1984 Davey Johnson enjoys his first game as manager in the big leagues.
1991 Baltimore signs free agent Mike Flanagan.
1991 Milwaukee signs free agents Rick Dempsey, Candy Maldonado, and Willie Randolph.
1992 Houston trades Curt Schilling to Philadelphia for Jason Grimsley. Yeah, Philly got the edge here.
1995 The big 1994-95 strike officially ends as owners accept the players’ March 31 unconditional offer to return to work.
1997 Tino Martinez of the Yankees hits three homers in one game.
1998 Vladimir Guerrero enjoys the first of 42 career multi-home run games.
1998 Mark McGwire enjoys the fourth of five career walk-off home runs.
1998 Ellis Burks homers in his 33rd stadium, setting a new big league record.
1998 Russ Ortiz makes his big league debut.
2000 Atlanta signs free agent pitcher John Burkett.
2000 Boston signs free agent third baseman Gary Gaetti for the final five games of his career.
2001 On Opening Day, it’s the big league debut of Albert Pujols and Ichiro Suzuki.
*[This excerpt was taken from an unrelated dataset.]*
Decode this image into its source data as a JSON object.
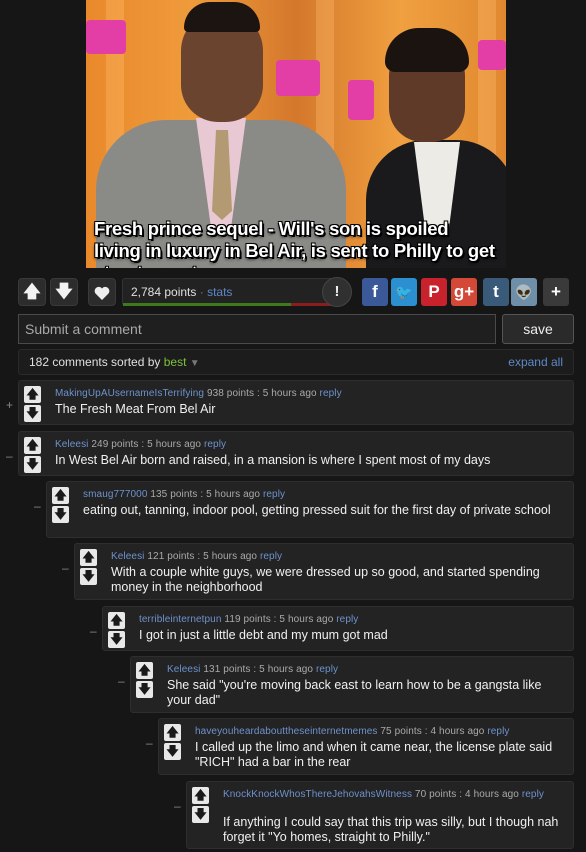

In lesser news, it's also the debut of Shea Hillenbrand, and Jim Tracy manages his first big league game.
2003 Alex Rodriguez hits his 300th career home run.
2003 Mike Bordick’s errorless streak at shortstop ends at 544 chances in 110 games.
2003 Detroit has four pitchers make their big league debuts today, a big league record. The biggest name of them was Jeremy Bonderman. Elsewhere, Shane Victorino also makes his big league debut.
2004 Minnesota purchases Terry Mulholland from Seattle.
2007 Josh Hamilton makes his big league debut.
2008 Kevin Youkilis plays his 194th consecutive game without an error at first base, breaking Steve Garvey’s old record.
2010 Mike Cuellar, 1970s Orioles pitcher, dies.
2011 Ichiro Suzuki gets his 2,248th hit; breaking Edgar Martinez’s club record.
History instructor by day, statnerd by night, Chris Jaffe leads one of the most exciting double lives imaginable; with the exception of every other double life possible to imagine. Despite his lack of comic-book-hero-worthiness, Chris enjoys farting around with this stuff. His new book, Evaluating Baseball's Managers is available for order. Chris welcomes responses to his articles via e-mail. Oh, and now he's on twitter.